What happens if the other party denies liability?
In an ideal world, the defendant in a personal injury case accepts liability at the earliest opportunity, but this doesn’t always happen.
When defendants in these cases deny liability, your claim may take longer as you’ll need to gather evidence and build a case. However, a defendant denying liability at first doesn’t necessarily mean your case will end up in court; only a small percentage of personal injury claims actually progress so far as a court case.
It also depends on what the other party is denying liability for. For example, a defendant could accept responsibility for an accident but dispute that the accident is responsible for your injuries. In this case, your medical report would become an even more crucial piece of evidence, as the medical examiner’s opinion of whether the accident caused your injuries would be a vital pillar of your case.
What if I don’t know who is liable?
Unfortunately, you won’t always know who is liable for your accident and injury. Scenarios where this might be true include:
- Drivers leaving the scene of an accident before you could swap details
- Accidents that happen in public where there is a dispute, or it is otherwise unclear who is responsible for the area in which it happened
You may also be partially liable for the accident or your injuries. For example, this might be the case if you accept a car accident was 50/50, or you suffered an injury in an accident you had while not wearing your seatbelt.
In these scenarios, you can usually still bring a personal injury claim. In RTA cases, the Motor Insurers Bureau (MIB) can deal with your case if you cannot identify the driver or the driver was uninsured. In addition, you could claim a reduced level of compensation if your accident was 50/50 or you weren’t wearing your seatbelt.
Can I settle my claim as quickly as possible?
You can accept a claim whenever you wish. When you use a personal injury solicitor, they will advise you throughout your case, including when they believe you should take a compensation offer.
Remember that insurers will often make a “low ball” first offer and often present this as doing you a favour by trying to settle your claim quickly. However, you’ll generally get more compensation by consulting a personal injury solicitor, getting a comprehensive medical report, and understanding your full injury prognosis before considering accepting a compensation offer.

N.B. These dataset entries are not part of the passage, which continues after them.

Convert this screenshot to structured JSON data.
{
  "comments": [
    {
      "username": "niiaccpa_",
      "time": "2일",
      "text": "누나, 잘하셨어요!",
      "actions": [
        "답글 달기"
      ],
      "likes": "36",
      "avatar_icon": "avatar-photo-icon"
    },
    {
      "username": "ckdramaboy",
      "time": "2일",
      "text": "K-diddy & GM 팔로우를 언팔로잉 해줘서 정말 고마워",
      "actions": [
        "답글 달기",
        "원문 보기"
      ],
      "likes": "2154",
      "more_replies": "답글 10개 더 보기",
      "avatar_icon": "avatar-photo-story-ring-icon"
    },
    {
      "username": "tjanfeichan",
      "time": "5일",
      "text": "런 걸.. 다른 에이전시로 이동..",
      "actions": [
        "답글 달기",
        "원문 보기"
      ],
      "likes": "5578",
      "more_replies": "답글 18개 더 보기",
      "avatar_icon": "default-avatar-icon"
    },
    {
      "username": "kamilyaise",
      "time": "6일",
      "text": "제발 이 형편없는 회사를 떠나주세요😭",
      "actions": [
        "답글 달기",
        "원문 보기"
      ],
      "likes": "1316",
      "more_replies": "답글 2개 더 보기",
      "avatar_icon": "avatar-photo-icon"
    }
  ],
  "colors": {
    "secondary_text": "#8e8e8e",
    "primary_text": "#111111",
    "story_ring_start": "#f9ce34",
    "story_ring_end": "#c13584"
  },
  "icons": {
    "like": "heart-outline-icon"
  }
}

A personal injury solicitor will also negotiate with the defendant on your behalf to ensure you get the maximum possible compensation for your personal injury, whatever the circumstances.
If you’ve been injured in an accident, LawPlus Solicitors can help
If you’ve been injured in an RTA, at work, or elsewhere, we can help make things right by getting you the compensation you deserve.
Contact us now for a free, no-obligation assessment of your personal injury claim. If we believe you have grounds for a claim, you can instruct us to manage your claim on a no-win, no-fee basis.